[[ Given entries, beginning ]]
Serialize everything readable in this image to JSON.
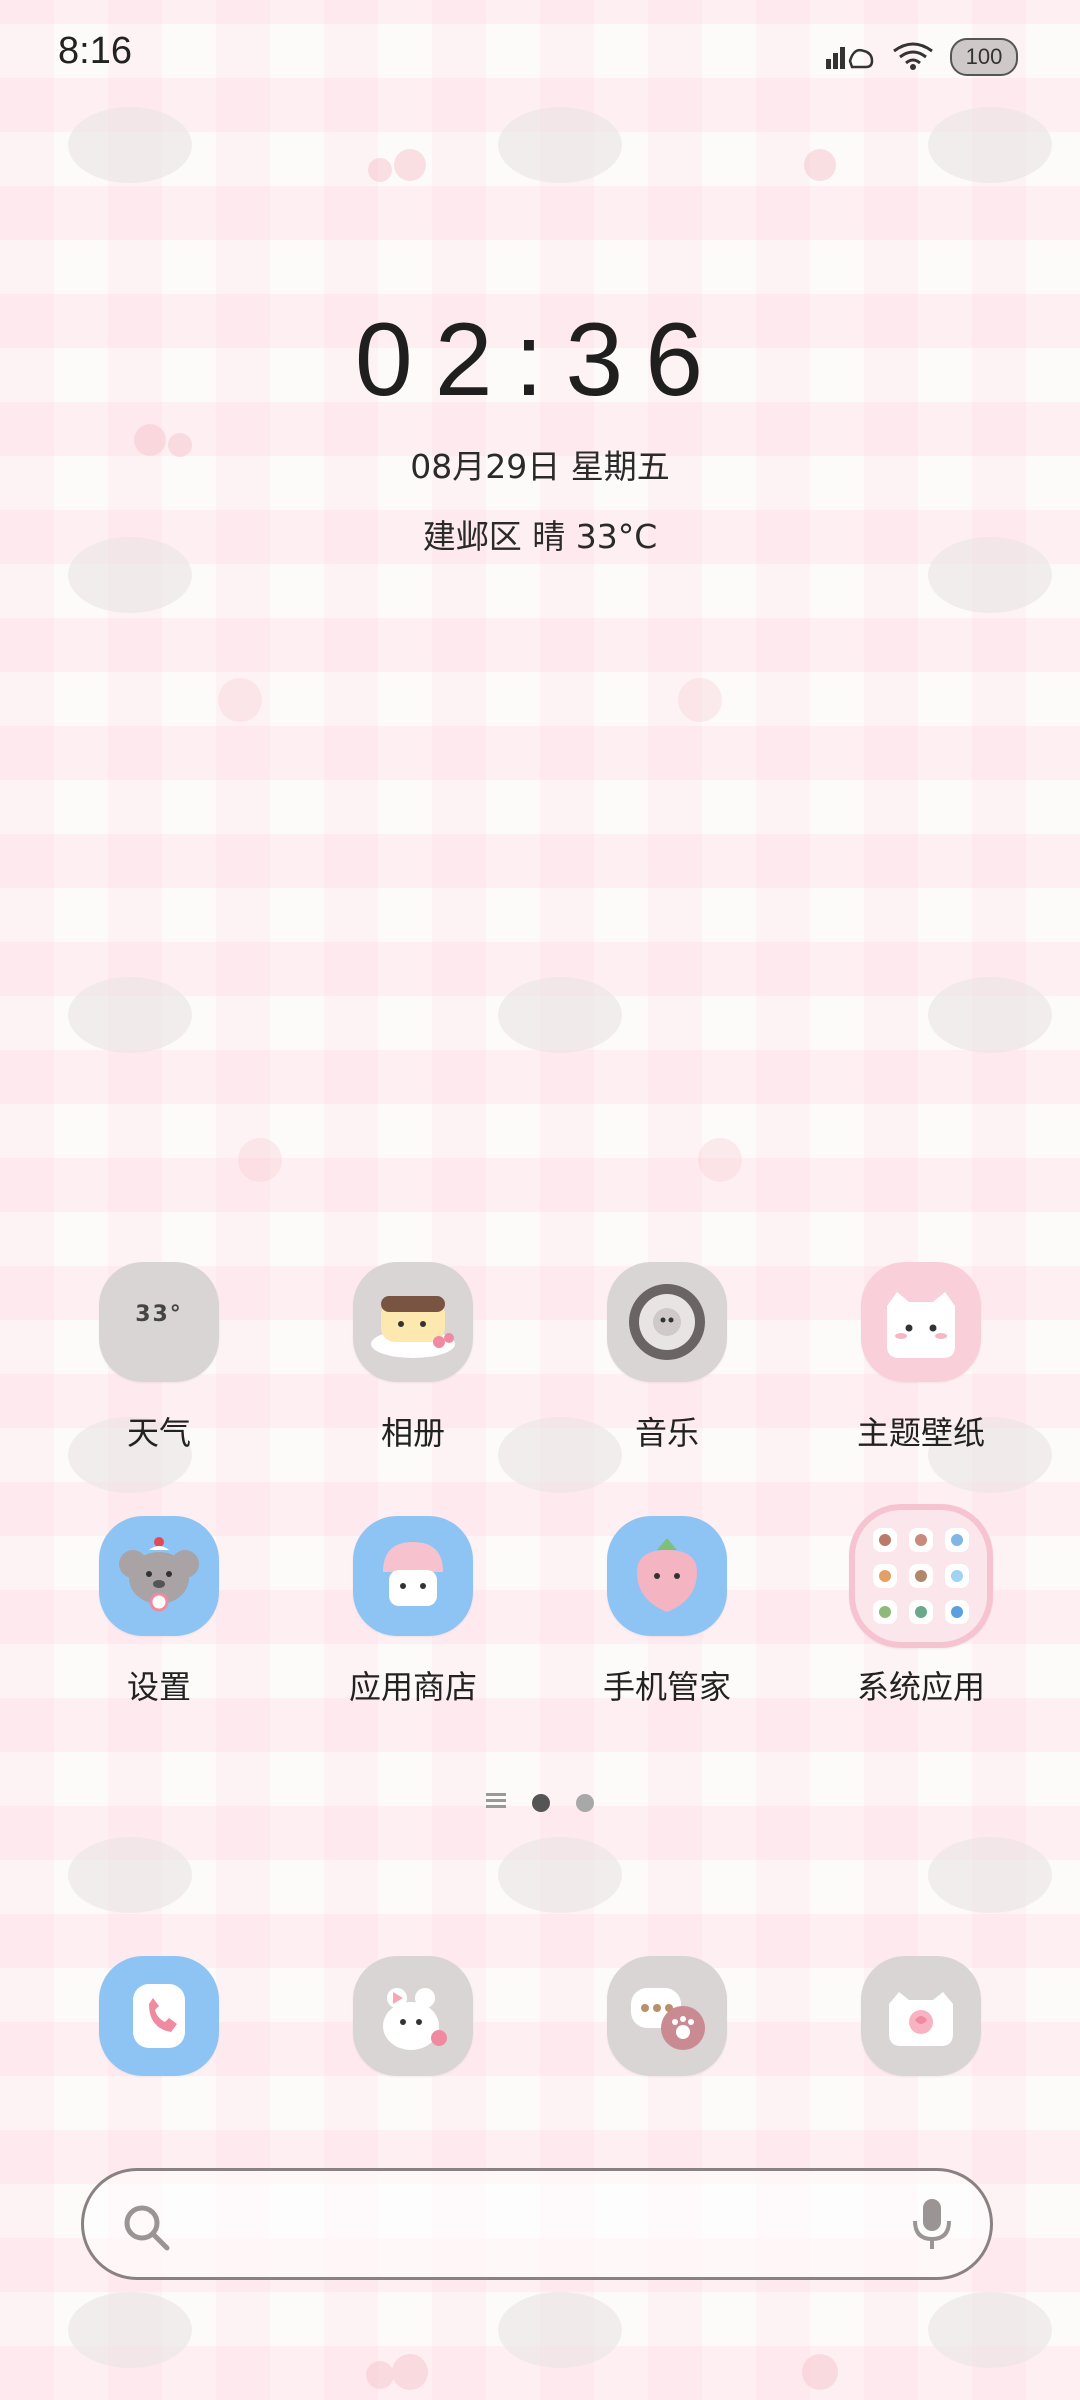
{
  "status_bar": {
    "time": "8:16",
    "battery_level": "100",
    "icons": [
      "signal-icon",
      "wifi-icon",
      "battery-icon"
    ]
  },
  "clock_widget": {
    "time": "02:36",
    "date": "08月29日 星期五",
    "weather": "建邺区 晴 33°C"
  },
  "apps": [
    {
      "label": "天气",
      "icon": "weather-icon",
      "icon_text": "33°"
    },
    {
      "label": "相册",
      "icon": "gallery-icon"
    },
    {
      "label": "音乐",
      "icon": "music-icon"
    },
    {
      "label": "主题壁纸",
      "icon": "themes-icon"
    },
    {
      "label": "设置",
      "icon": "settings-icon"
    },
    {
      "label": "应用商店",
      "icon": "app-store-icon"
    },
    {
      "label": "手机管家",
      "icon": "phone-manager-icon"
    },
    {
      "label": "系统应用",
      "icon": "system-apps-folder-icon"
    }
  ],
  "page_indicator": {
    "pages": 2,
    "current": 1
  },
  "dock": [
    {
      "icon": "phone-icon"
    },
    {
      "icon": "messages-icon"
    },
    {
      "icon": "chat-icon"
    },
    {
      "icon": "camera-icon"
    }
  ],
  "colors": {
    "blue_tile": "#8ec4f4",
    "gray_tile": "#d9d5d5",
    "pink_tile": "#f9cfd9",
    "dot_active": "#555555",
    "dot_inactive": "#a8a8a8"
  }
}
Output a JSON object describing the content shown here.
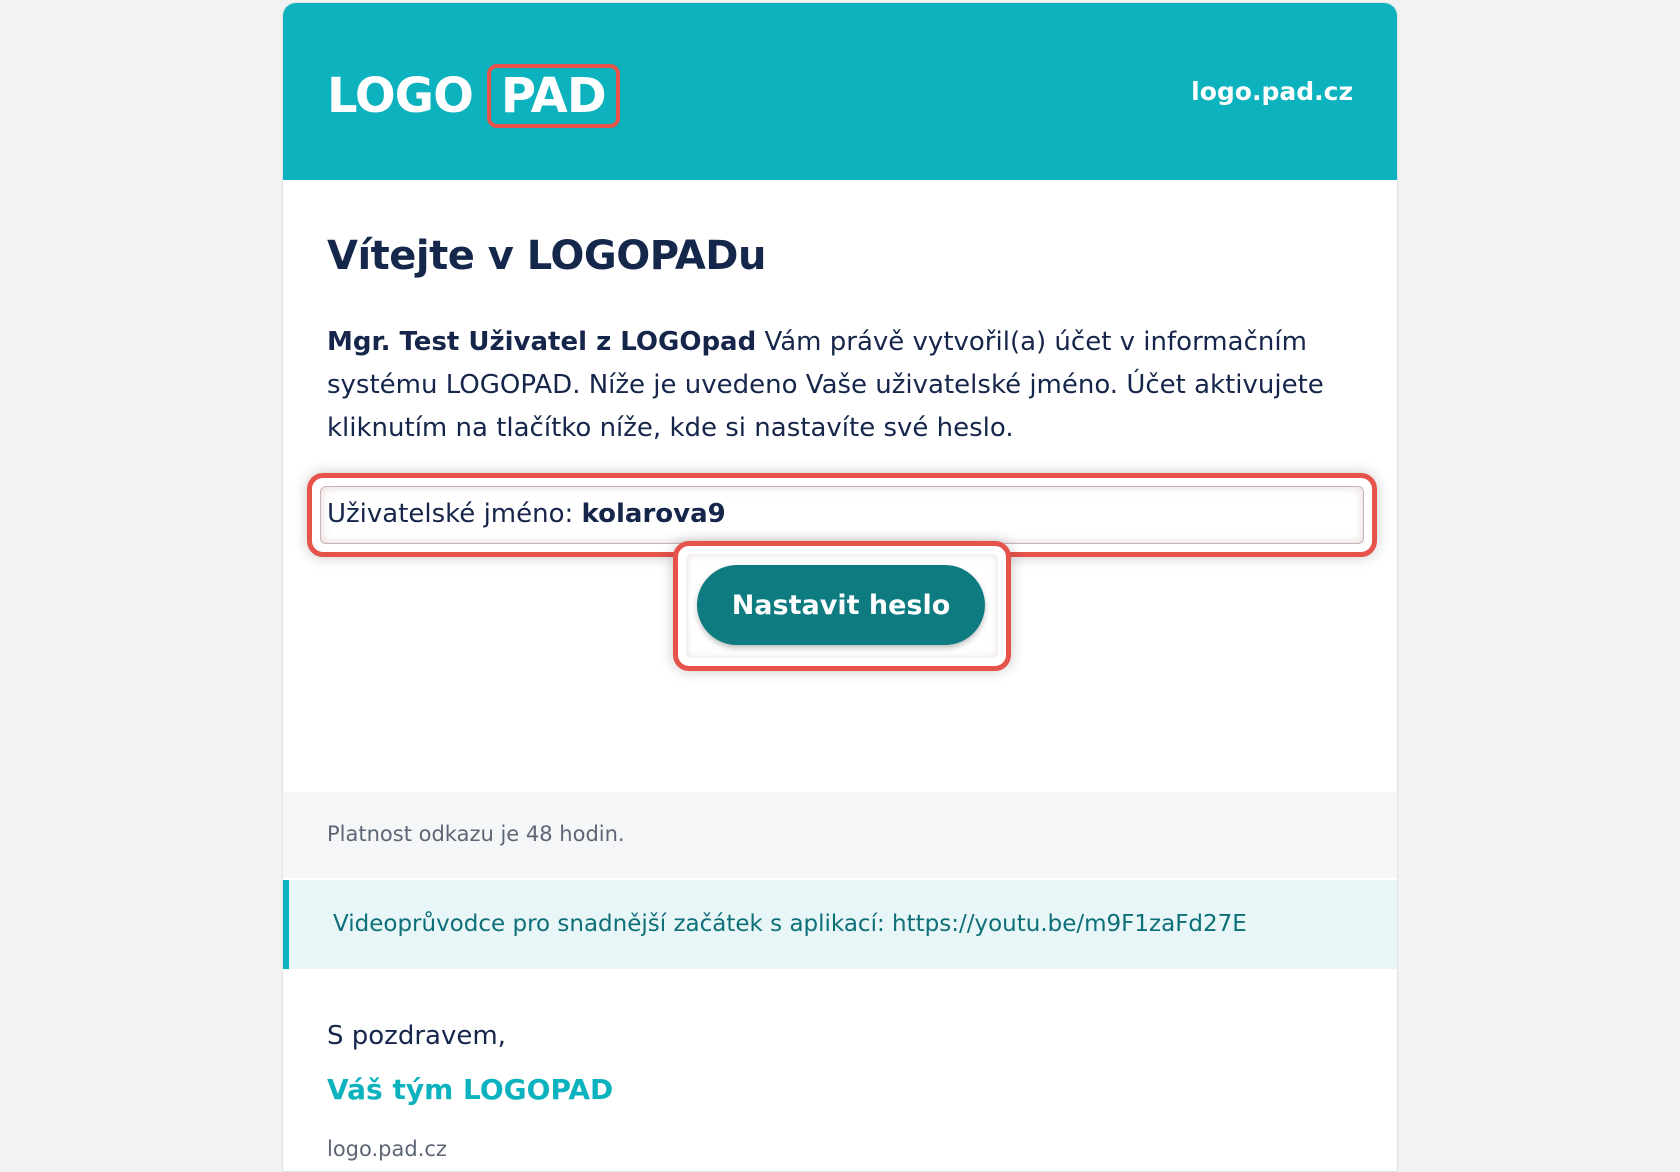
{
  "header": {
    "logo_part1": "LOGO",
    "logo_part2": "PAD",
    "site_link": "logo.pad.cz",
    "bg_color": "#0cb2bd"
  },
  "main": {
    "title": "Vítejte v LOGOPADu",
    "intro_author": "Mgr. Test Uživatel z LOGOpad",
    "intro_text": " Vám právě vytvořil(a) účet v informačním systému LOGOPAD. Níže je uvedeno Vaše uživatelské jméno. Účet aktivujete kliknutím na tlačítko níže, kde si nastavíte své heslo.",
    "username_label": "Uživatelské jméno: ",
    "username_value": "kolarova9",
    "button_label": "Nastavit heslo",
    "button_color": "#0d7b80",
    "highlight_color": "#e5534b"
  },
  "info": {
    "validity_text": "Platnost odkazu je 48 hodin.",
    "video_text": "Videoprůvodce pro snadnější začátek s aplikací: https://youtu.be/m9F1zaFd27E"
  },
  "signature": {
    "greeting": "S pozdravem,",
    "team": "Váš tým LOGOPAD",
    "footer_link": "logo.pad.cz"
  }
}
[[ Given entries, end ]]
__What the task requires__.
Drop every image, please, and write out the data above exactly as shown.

__Expected output__.
Serialize everything readable in this image to JSON.
{
  "status_bar": {
    "time": "8:16",
    "battery_level": "100",
    "icons": [
      "signal-icon",
      "wifi-icon",
      "battery-icon"
    ]
  },
  "clock_widget": {
    "time": "02:36",
    "date": "08月29日 星期五",
    "weather": "建邺区 晴 33°C"
  },
  "apps": [
    {
      "label": "天气",
      "icon": "weather-icon",
      "icon_text": "33°"
    },
    {
      "label": "相册",
      "icon": "gallery-icon"
    },
    {
      "label": "音乐",
      "icon": "music-icon"
    },
    {
      "label": "主题壁纸",
      "icon": "themes-icon"
    },
    {
      "label": "设置",
      "icon": "settings-icon"
    },
    {
      "label": "应用商店",
      "icon": "app-store-icon"
    },
    {
      "label": "手机管家",
      "icon": "phone-manager-icon"
    },
    {
      "label": "系统应用",
      "icon": "system-apps-folder-icon"
    }
  ],
  "page_indicator": {
    "pages": 2,
    "current": 1
  },
  "dock": [
    {
      "icon": "phone-icon"
    },
    {
      "icon": "messages-icon"
    },
    {
      "icon": "chat-icon"
    },
    {
      "icon": "camera-icon"
    }
  ],
  "colors": {
    "blue_tile": "#8ec4f4",
    "gray_tile": "#d9d5d5",
    "pink_tile": "#f9cfd9",
    "dot_active": "#555555",
    "dot_inactive": "#a8a8a8"
  }
}
Output a JSON object describing the content shown here.
{
  "header": {
    "logo_part1": "LOGO",
    "logo_part2": "PAD",
    "site_link": "logo.pad.cz",
    "bg_color": "#0cb2bd"
  },
  "main": {
    "title": "Vítejte v LOGOPADu",
    "intro_author": "Mgr. Test Uživatel z LOGOpad",
    "intro_text": " Vám právě vytvořil(a) účet v informačním systému LOGOPAD. Níže je uvedeno Vaše uživatelské jméno. Účet aktivujete kliknutím na tlačítko níže, kde si nastavíte své heslo.",
    "username_label": "Uživatelské jméno: ",
    "username_value": "kolarova9",
    "button_label": "Nastavit heslo",
    "button_color": "#0d7b80",
    "highlight_color": "#e5534b"
  },
  "info": {
    "validity_text": "Platnost odkazu je 48 hodin.",
    "video_text": "Videoprůvodce pro snadnější začátek s aplikací: https://youtu.be/m9F1zaFd27E"
  },
  "signature": {
    "greeting": "S pozdravem,",
    "team": "Váš tým LOGOPAD",
    "footer_link": "logo.pad.cz"
  }
}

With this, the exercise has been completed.